* [Action item]: Where a line of the entries holds the string "JSON", copy that line.

Entries provided START

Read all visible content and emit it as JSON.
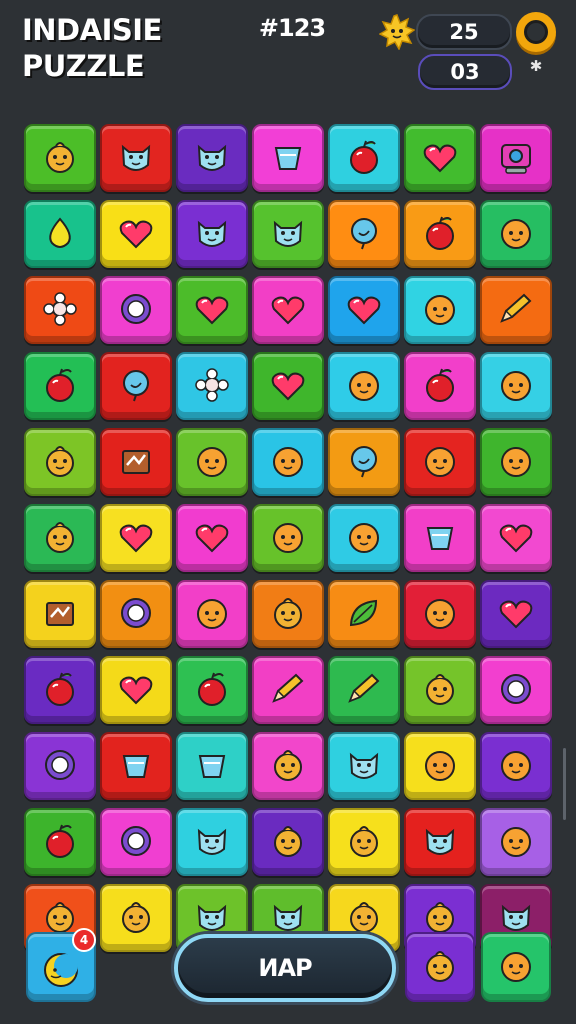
{
  "header": {
    "title_line1": "INDAISIE",
    "title_line2": "PUZZLE",
    "level": "#123",
    "score": "25",
    "moves": "03",
    "close_symbol": "✱"
  },
  "board": {
    "rows": [
      [
        {
          "color": "#4cbe28",
          "icon": "chick"
        },
        {
          "color": "#e22520",
          "icon": "cat"
        },
        {
          "color": "#6a2cc0",
          "icon": "cat"
        },
        {
          "color": "#f23fd6",
          "icon": "cup"
        },
        {
          "color": "#2fd0e0",
          "icon": "apple"
        },
        {
          "color": "#42bc2e",
          "icon": "heart"
        },
        {
          "color": "#e631c7",
          "icon": "robot"
        }
      ],
      [
        {
          "color": "#18c28c",
          "icon": "drop"
        },
        {
          "color": "#f8df17",
          "icon": "heart"
        },
        {
          "color": "#7a2fd2",
          "icon": "cat"
        },
        {
          "color": "#56c22e",
          "icon": "cat"
        },
        {
          "color": "#ff8d12",
          "icon": "balloon"
        },
        {
          "color": "#f99b15",
          "icon": "apple"
        },
        {
          "color": "#26be62",
          "icon": "face"
        }
      ],
      [
        {
          "color": "#ef4a15",
          "icon": "flower"
        },
        {
          "color": "#f03fcf",
          "icon": "bubble"
        },
        {
          "color": "#4cbc2a",
          "icon": "heart"
        },
        {
          "color": "#f23fc6",
          "icon": "heart"
        },
        {
          "color": "#1fa4ec",
          "icon": "heart"
        },
        {
          "color": "#30d3e3",
          "icon": "face"
        },
        {
          "color": "#f46b12",
          "icon": "pencil"
        }
      ],
      [
        {
          "color": "#23bf55",
          "icon": "apple"
        },
        {
          "color": "#e2231f",
          "icon": "balloon"
        },
        {
          "color": "#2fc6e5",
          "icon": "flower"
        },
        {
          "color": "#3fb62c",
          "icon": "heart"
        },
        {
          "color": "#2fcce8",
          "icon": "face"
        },
        {
          "color": "#f23fca",
          "icon": "apple"
        },
        {
          "color": "#35d0e5",
          "icon": "face"
        }
      ],
      [
        {
          "color": "#7dc526",
          "icon": "chick"
        },
        {
          "color": "#e2221c",
          "icon": "box"
        },
        {
          "color": "#68c22b",
          "icon": "face"
        },
        {
          "color": "#2ac4e6",
          "icon": "face"
        },
        {
          "color": "#f39b13",
          "icon": "balloon"
        },
        {
          "color": "#e42420",
          "icon": "face"
        },
        {
          "color": "#3fb52d",
          "icon": "face"
        }
      ],
      [
        {
          "color": "#2bb955",
          "icon": "chick"
        },
        {
          "color": "#f7e021",
          "icon": "heart"
        },
        {
          "color": "#f13ccf",
          "icon": "heart"
        },
        {
          "color": "#67c22a",
          "icon": "face"
        },
        {
          "color": "#2fcbe5",
          "icon": "face"
        },
        {
          "color": "#f23fc8",
          "icon": "cup"
        },
        {
          "color": "#f249d0",
          "icon": "heart"
        }
      ],
      [
        {
          "color": "#f4d21d",
          "icon": "box"
        },
        {
          "color": "#f28f12",
          "icon": "bubble"
        },
        {
          "color": "#f23fc8",
          "icon": "face"
        },
        {
          "color": "#f17d15",
          "icon": "chick"
        },
        {
          "color": "#f78c14",
          "icon": "leaf"
        },
        {
          "color": "#e21f37",
          "icon": "face"
        },
        {
          "color": "#6c2ac0",
          "icon": "heart"
        }
      ],
      [
        {
          "color": "#6a2bc2",
          "icon": "apple"
        },
        {
          "color": "#f4da19",
          "icon": "heart"
        },
        {
          "color": "#2ec052",
          "icon": "apple"
        },
        {
          "color": "#f23fc5",
          "icon": "pencil"
        },
        {
          "color": "#2eba4f",
          "icon": "pencil"
        },
        {
          "color": "#75c42a",
          "icon": "chick"
        },
        {
          "color": "#f23fcf",
          "icon": "bubble"
        }
      ],
      [
        {
          "color": "#8a34d5",
          "icon": "bubble"
        },
        {
          "color": "#e2231e",
          "icon": "cup"
        },
        {
          "color": "#2ed0c7",
          "icon": "cup"
        },
        {
          "color": "#f246cb",
          "icon": "chick"
        },
        {
          "color": "#2fd0e0",
          "icon": "cat"
        },
        {
          "color": "#f6df1c",
          "icon": "face"
        },
        {
          "color": "#7a2fd1",
          "icon": "face"
        }
      ],
      [
        {
          "color": "#3db42c",
          "icon": "apple"
        },
        {
          "color": "#f03fd1",
          "icon": "bubble"
        },
        {
          "color": "#2fd0e0",
          "icon": "cat"
        },
        {
          "color": "#6a2bc0",
          "icon": "chick"
        },
        {
          "color": "#f6e01c",
          "icon": "chick"
        },
        {
          "color": "#e4211e",
          "icon": "cat"
        },
        {
          "color": "#a760e6",
          "icon": "face"
        }
      ],
      [
        {
          "color": "#f0501a",
          "icon": "chick"
        },
        {
          "color": "#f6de1c",
          "icon": "chick"
        },
        {
          "color": "#6dc22a",
          "icon": "cat"
        },
        {
          "color": "#5fbd2c",
          "icon": "cat"
        },
        {
          "color": "#f6d81d",
          "icon": "chick"
        },
        {
          "color": "#7b2fd2",
          "icon": "chick"
        },
        {
          "color": "#8c1f68",
          "icon": "cat"
        }
      ]
    ]
  },
  "footer": {
    "boost_count": "4",
    "map_label": "ИAP",
    "left_tile_color": "#7a2fd2",
    "right_tile_color": "#25c46a"
  }
}
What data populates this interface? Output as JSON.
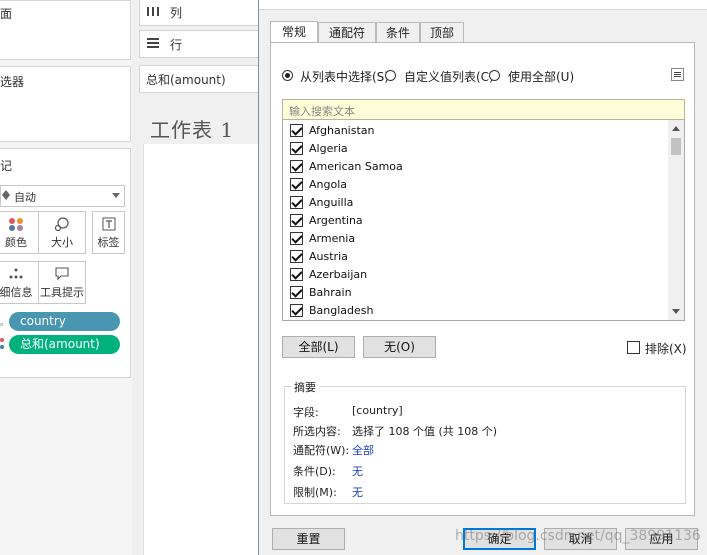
{
  "left_panel": {
    "filters_title": "选器",
    "marks_title": "记",
    "mark_type": "自动",
    "mark_buttons": [
      {
        "label": "颜色",
        "icon": "color-dots-icon"
      },
      {
        "label": "大小",
        "icon": "size-icon"
      },
      {
        "label": "标签",
        "icon": "label-icon"
      },
      {
        "label": "细信息",
        "icon": "detail-icon"
      },
      {
        "label": "工具提示",
        "icon": "tooltip-icon"
      }
    ],
    "pills": [
      {
        "label": "country",
        "color": "#4996b2"
      },
      {
        "label": "总和(amount)",
        "color": "#00b180"
      }
    ],
    "top_label": "面"
  },
  "shelves": {
    "columns": "列",
    "rows": "行",
    "filter_pill": "总和(amount)"
  },
  "worksheet_title": "工作表 1",
  "dialog": {
    "tabs": [
      {
        "label": "常规",
        "active": true
      },
      {
        "label": "通配符",
        "active": false
      },
      {
        "label": "条件",
        "active": false
      },
      {
        "label": "顶部",
        "active": false
      }
    ],
    "radio_options": [
      {
        "label": "从列表中选择(S)",
        "selected": true
      },
      {
        "label": "自定义值列表(C)",
        "selected": false
      },
      {
        "label": "使用全部(U)",
        "selected": false
      }
    ],
    "search_placeholder": "输入搜索文本",
    "list_items": [
      {
        "label": "Afghanistan",
        "checked": true
      },
      {
        "label": "Algeria",
        "checked": true
      },
      {
        "label": "American Samoa",
        "checked": true
      },
      {
        "label": "Angola",
        "checked": true
      },
      {
        "label": "Anguilla",
        "checked": true
      },
      {
        "label": "Argentina",
        "checked": true
      },
      {
        "label": "Armenia",
        "checked": true
      },
      {
        "label": "Austria",
        "checked": true
      },
      {
        "label": "Azerbaijan",
        "checked": true
      },
      {
        "label": "Bahrain",
        "checked": true
      },
      {
        "label": "Bangladesh",
        "checked": true
      }
    ],
    "select_all_label": "全部(L)",
    "select_none_label": "无(O)",
    "exclude_label": "排除(X)",
    "summary": {
      "title": "摘要",
      "rows": [
        {
          "key": "字段:",
          "value": "[country]",
          "link": false
        },
        {
          "key": "所选内容:",
          "value": "选择了 108 个值 (共 108 个)",
          "link": false
        },
        {
          "key": "通配符(W):",
          "value": "全部",
          "link": true
        },
        {
          "key": "条件(D):",
          "value": "无",
          "link": true
        },
        {
          "key": "限制(M):",
          "value": "无",
          "link": true
        }
      ]
    },
    "footer_buttons": {
      "reset": "重置",
      "ok": "确定",
      "cancel": "取消",
      "apply": "应用"
    }
  },
  "watermark": "https://blog.csdn.net/qq_38991136"
}
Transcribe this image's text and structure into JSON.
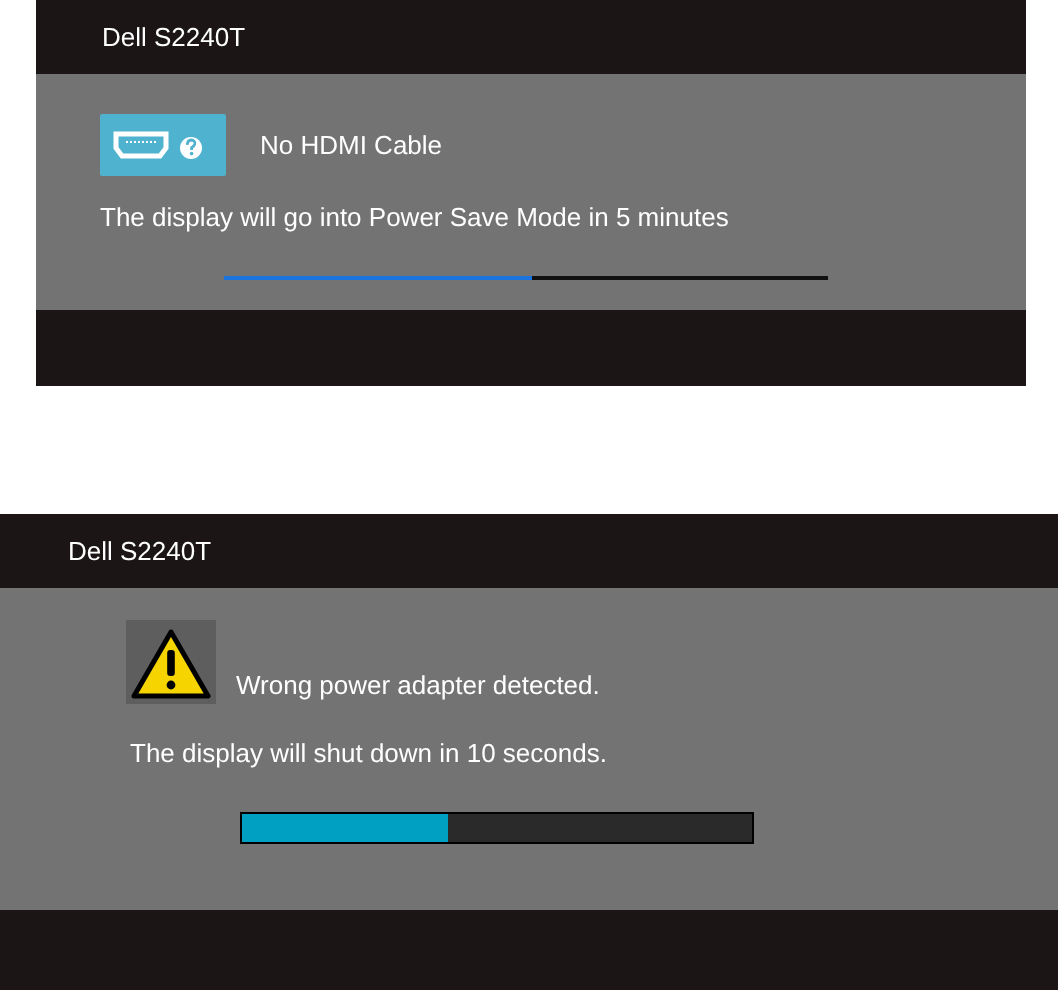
{
  "dialogs": [
    {
      "kind": "no-cable",
      "title": "Dell S2240T",
      "message": "No HDMI Cable",
      "note": "The display will go into Power Save Mode in 5 minutes",
      "progress": {
        "level": 0.51
      }
    },
    {
      "kind": "warning",
      "title": "Dell S2240T",
      "message": "Wrong power adapter detected.",
      "note": "The display will shut down in 10 seconds.",
      "progress": {
        "level": 0.405
      }
    }
  ]
}
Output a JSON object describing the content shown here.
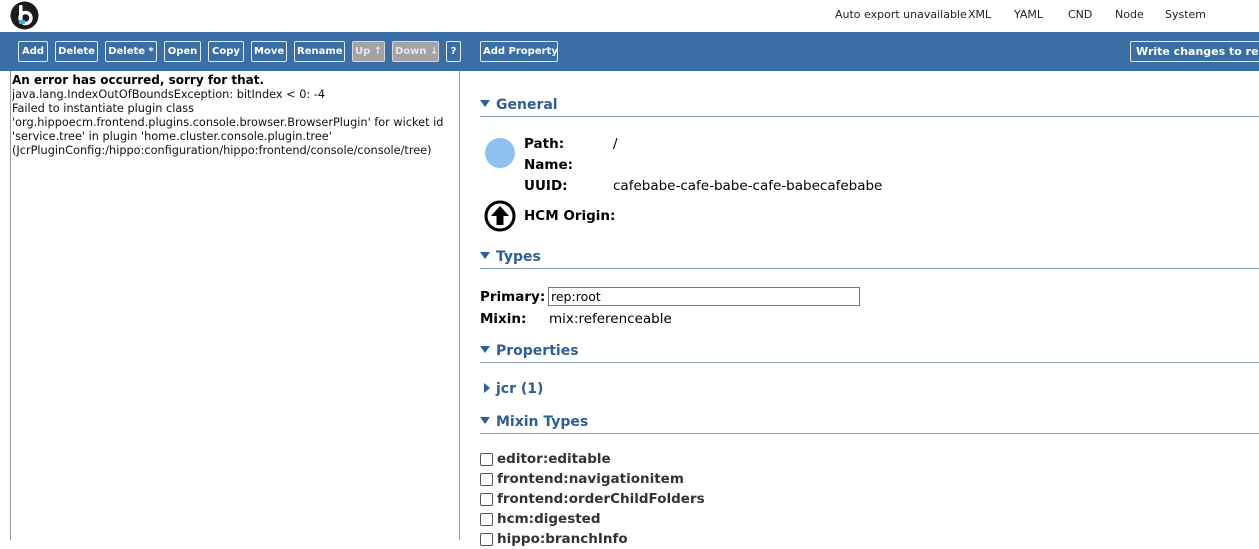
{
  "header": {
    "logo_icon": "hippo-logo-icon",
    "menu": [
      "Auto export unavailable",
      "XML",
      "YAML",
      "CND",
      "Node",
      "System"
    ]
  },
  "toolbar": {
    "buttons": [
      "Add",
      "Delete",
      "Delete *",
      "Open",
      "Copy",
      "Move",
      "Rename",
      "Up ↑",
      "Down ↓",
      "?",
      "Add Property"
    ],
    "write_label": "Write changes to repo",
    "accent_color": "#3a6ea5",
    "disabled_color": "#a3a3a3"
  },
  "error": {
    "title": "An error has occurred, sorry for that.",
    "lines": [
      "java.lang.IndexOutOfBoundsException: bitIndex < 0: -4",
      "Failed to instantiate plugin class",
      "'org.hippoecm.frontend.plugins.console.browser.BrowserPlugin' for wicket id",
      "'service.tree' in plugin 'home.cluster.console.plugin.tree'",
      "(JcrPluginConfig:/hippo:configuration/hippo:frontend/console/console/tree)"
    ]
  },
  "general": {
    "title": "General",
    "path_label": "Path:",
    "path_value": "/",
    "name_label": "Name:",
    "name_value": "",
    "uuid_label": "UUID:",
    "uuid_value": "cafebabe-cafe-babe-cafe-babecafebabe",
    "origin_label": "HCM Origin:",
    "node_icon": "node-circle-icon",
    "origin_icon": "arrow-up-circle-icon",
    "node_color": "#8ec3f0"
  },
  "types": {
    "title": "Types",
    "primary_label": "Primary:",
    "primary_value": "rep:root",
    "mixin_label": "Mixin:",
    "mixin_value": "mix:referenceable"
  },
  "properties": {
    "title": "Properties",
    "group_label": "jcr (1)"
  },
  "mixin_types": {
    "title": "Mixin Types",
    "items": [
      "editor:editable",
      "frontend:navigationitem",
      "frontend:orderChildFolders",
      "hcm:digested",
      "hippo:branchInfo"
    ]
  },
  "colors": {
    "section_title": "#2e5f93"
  }
}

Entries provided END

* [Exercise solution]:
Read all visible content and emit it as JSON.
What data populates this interface? Output as JSON.
Transcribe this image's text and structure into JSON.
Output a JSON object describing the content shown here.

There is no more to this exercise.